Data about app and page elements
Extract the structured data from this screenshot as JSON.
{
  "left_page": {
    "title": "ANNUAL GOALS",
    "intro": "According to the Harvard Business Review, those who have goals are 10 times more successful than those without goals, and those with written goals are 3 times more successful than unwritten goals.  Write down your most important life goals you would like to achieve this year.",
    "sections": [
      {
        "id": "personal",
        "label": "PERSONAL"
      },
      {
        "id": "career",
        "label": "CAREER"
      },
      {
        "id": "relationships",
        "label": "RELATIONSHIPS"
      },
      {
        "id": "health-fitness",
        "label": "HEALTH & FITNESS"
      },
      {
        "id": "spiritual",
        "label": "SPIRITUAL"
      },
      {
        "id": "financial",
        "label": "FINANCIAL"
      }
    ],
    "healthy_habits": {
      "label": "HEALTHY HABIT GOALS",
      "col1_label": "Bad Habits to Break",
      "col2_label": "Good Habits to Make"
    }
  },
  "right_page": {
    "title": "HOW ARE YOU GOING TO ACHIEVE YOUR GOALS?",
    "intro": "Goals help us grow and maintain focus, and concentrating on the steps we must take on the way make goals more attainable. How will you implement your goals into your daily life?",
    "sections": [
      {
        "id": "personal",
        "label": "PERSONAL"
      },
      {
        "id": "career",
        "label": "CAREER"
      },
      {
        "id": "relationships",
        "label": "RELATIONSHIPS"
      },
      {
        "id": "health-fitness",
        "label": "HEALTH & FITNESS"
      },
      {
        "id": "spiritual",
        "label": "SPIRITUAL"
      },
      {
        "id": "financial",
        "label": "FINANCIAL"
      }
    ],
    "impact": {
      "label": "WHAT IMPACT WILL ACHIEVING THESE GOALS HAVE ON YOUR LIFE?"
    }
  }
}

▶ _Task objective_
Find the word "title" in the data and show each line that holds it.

▶ _Solution to the problem_
    "title": "ANNUAL GOALS",
    "title": "HOW ARE YOU GOING TO ACHIEVE YOUR GOALS?",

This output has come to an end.